— Task to complete —
Would you restate all the entries exactly, leaving nothing out?

BEGIN

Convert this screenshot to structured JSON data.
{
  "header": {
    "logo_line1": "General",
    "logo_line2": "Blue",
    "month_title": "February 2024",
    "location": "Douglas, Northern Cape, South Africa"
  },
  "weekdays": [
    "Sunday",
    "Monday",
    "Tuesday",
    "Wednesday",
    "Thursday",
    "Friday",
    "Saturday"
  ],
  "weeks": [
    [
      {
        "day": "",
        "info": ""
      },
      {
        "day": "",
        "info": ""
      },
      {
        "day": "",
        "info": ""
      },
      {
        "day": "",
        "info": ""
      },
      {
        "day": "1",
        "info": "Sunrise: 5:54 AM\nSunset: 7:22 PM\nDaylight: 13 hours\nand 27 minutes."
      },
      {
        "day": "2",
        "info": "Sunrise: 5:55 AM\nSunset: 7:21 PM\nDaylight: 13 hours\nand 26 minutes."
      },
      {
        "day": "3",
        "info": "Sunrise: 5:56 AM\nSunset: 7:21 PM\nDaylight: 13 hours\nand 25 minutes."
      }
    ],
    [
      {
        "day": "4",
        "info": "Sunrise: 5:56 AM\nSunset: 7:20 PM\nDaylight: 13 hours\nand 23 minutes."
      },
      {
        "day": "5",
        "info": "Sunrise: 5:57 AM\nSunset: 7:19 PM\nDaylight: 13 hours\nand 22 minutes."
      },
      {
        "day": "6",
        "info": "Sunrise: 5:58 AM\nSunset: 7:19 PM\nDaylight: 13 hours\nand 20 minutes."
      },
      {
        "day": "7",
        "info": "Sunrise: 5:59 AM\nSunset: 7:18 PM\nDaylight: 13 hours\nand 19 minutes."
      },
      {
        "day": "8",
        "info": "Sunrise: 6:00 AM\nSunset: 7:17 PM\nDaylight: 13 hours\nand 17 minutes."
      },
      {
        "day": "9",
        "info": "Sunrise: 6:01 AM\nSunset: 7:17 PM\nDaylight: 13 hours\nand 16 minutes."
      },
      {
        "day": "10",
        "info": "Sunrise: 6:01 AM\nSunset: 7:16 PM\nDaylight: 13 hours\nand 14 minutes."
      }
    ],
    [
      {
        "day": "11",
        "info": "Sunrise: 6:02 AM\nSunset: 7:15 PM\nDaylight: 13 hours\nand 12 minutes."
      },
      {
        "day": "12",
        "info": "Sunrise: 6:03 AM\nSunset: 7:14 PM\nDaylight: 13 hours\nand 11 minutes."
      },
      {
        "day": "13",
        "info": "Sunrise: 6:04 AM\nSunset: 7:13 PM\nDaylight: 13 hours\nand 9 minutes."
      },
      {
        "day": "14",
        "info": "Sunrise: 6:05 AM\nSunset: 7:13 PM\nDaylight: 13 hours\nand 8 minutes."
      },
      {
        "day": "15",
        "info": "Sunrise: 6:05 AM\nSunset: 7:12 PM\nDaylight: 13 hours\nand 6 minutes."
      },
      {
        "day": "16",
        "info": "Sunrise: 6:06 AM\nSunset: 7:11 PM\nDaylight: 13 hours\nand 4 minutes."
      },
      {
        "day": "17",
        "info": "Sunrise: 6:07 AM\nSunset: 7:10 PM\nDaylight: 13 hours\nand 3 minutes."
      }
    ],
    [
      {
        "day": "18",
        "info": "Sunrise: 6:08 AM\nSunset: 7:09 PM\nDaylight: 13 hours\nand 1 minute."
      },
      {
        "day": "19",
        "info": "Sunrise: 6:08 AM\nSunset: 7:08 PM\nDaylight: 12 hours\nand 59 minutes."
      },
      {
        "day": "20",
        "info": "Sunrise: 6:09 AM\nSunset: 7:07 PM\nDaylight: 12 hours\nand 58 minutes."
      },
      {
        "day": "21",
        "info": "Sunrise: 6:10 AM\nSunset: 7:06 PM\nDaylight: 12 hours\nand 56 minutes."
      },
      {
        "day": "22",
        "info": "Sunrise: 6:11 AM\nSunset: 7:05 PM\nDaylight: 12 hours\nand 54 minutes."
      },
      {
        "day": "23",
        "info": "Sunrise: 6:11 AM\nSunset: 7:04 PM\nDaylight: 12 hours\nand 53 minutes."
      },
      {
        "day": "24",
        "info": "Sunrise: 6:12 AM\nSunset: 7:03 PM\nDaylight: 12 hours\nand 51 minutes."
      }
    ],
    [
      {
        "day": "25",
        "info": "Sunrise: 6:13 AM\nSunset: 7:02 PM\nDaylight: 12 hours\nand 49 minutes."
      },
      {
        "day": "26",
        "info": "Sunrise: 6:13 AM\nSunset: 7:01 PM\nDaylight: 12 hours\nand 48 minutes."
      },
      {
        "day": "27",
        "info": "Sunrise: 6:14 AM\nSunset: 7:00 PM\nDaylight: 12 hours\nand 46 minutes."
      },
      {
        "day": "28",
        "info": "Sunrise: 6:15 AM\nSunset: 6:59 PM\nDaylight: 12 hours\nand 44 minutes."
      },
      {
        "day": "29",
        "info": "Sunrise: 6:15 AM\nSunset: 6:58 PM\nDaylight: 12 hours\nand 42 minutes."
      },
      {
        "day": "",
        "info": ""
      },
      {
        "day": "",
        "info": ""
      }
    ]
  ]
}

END

— Exercise result —
Convert this screenshot to structured JSON data.
{
  "header": {
    "logo_line1": "General",
    "logo_line2": "Blue",
    "month_title": "February 2024",
    "location": "Douglas, Northern Cape, South Africa"
  },
  "weekdays": [
    "Sunday",
    "Monday",
    "Tuesday",
    "Wednesday",
    "Thursday",
    "Friday",
    "Saturday"
  ],
  "weeks": [
    [
      {
        "day": "",
        "info": ""
      },
      {
        "day": "",
        "info": ""
      },
      {
        "day": "",
        "info": ""
      },
      {
        "day": "",
        "info": ""
      },
      {
        "day": "1",
        "info": "Sunrise: 5:54 AM\nSunset: 7:22 PM\nDaylight: 13 hours\nand 27 minutes."
      },
      {
        "day": "2",
        "info": "Sunrise: 5:55 AM\nSunset: 7:21 PM\nDaylight: 13 hours\nand 26 minutes."
      },
      {
        "day": "3",
        "info": "Sunrise: 5:56 AM\nSunset: 7:21 PM\nDaylight: 13 hours\nand 25 minutes."
      }
    ],
    [
      {
        "day": "4",
        "info": "Sunrise: 5:56 AM\nSunset: 7:20 PM\nDaylight: 13 hours\nand 23 minutes."
      },
      {
        "day": "5",
        "info": "Sunrise: 5:57 AM\nSunset: 7:19 PM\nDaylight: 13 hours\nand 22 minutes."
      },
      {
        "day": "6",
        "info": "Sunrise: 5:58 AM\nSunset: 7:19 PM\nDaylight: 13 hours\nand 20 minutes."
      },
      {
        "day": "7",
        "info": "Sunrise: 5:59 AM\nSunset: 7:18 PM\nDaylight: 13 hours\nand 19 minutes."
      },
      {
        "day": "8",
        "info": "Sunrise: 6:00 AM\nSunset: 7:17 PM\nDaylight: 13 hours\nand 17 minutes."
      },
      {
        "day": "9",
        "info": "Sunrise: 6:01 AM\nSunset: 7:17 PM\nDaylight: 13 hours\nand 16 minutes."
      },
      {
        "day": "10",
        "info": "Sunrise: 6:01 AM\nSunset: 7:16 PM\nDaylight: 13 hours\nand 14 minutes."
      }
    ],
    [
      {
        "day": "11",
        "info": "Sunrise: 6:02 AM\nSunset: 7:15 PM\nDaylight: 13 hours\nand 12 minutes."
      },
      {
        "day": "12",
        "info": "Sunrise: 6:03 AM\nSunset: 7:14 PM\nDaylight: 13 hours\nand 11 minutes."
      },
      {
        "day": "13",
        "info": "Sunrise: 6:04 AM\nSunset: 7:13 PM\nDaylight: 13 hours\nand 9 minutes."
      },
      {
        "day": "14",
        "info": "Sunrise: 6:05 AM\nSunset: 7:13 PM\nDaylight: 13 hours\nand 8 minutes."
      },
      {
        "day": "15",
        "info": "Sunrise: 6:05 AM\nSunset: 7:12 PM\nDaylight: 13 hours\nand 6 minutes."
      },
      {
        "day": "16",
        "info": "Sunrise: 6:06 AM\nSunset: 7:11 PM\nDaylight: 13 hours\nand 4 minutes."
      },
      {
        "day": "17",
        "info": "Sunrise: 6:07 AM\nSunset: 7:10 PM\nDaylight: 13 hours\nand 3 minutes."
      }
    ],
    [
      {
        "day": "18",
        "info": "Sunrise: 6:08 AM\nSunset: 7:09 PM\nDaylight: 13 hours\nand 1 minute."
      },
      {
        "day": "19",
        "info": "Sunrise: 6:08 AM\nSunset: 7:08 PM\nDaylight: 12 hours\nand 59 minutes."
      },
      {
        "day": "20",
        "info": "Sunrise: 6:09 AM\nSunset: 7:07 PM\nDaylight: 12 hours\nand 58 minutes."
      },
      {
        "day": "21",
        "info": "Sunrise: 6:10 AM\nSunset: 7:06 PM\nDaylight: 12 hours\nand 56 minutes."
      },
      {
        "day": "22",
        "info": "Sunrise: 6:11 AM\nSunset: 7:05 PM\nDaylight: 12 hours\nand 54 minutes."
      },
      {
        "day": "23",
        "info": "Sunrise: 6:11 AM\nSunset: 7:04 PM\nDaylight: 12 hours\nand 53 minutes."
      },
      {
        "day": "24",
        "info": "Sunrise: 6:12 AM\nSunset: 7:03 PM\nDaylight: 12 hours\nand 51 minutes."
      }
    ],
    [
      {
        "day": "25",
        "info": "Sunrise: 6:13 AM\nSunset: 7:02 PM\nDaylight: 12 hours\nand 49 minutes."
      },
      {
        "day": "26",
        "info": "Sunrise: 6:13 AM\nSunset: 7:01 PM\nDaylight: 12 hours\nand 48 minutes."
      },
      {
        "day": "27",
        "info": "Sunrise: 6:14 AM\nSunset: 7:00 PM\nDaylight: 12 hours\nand 46 minutes."
      },
      {
        "day": "28",
        "info": "Sunrise: 6:15 AM\nSunset: 6:59 PM\nDaylight: 12 hours\nand 44 minutes."
      },
      {
        "day": "29",
        "info": "Sunrise: 6:15 AM\nSunset: 6:58 PM\nDaylight: 12 hours\nand 42 minutes."
      },
      {
        "day": "",
        "info": ""
      },
      {
        "day": "",
        "info": ""
      }
    ]
  ]
}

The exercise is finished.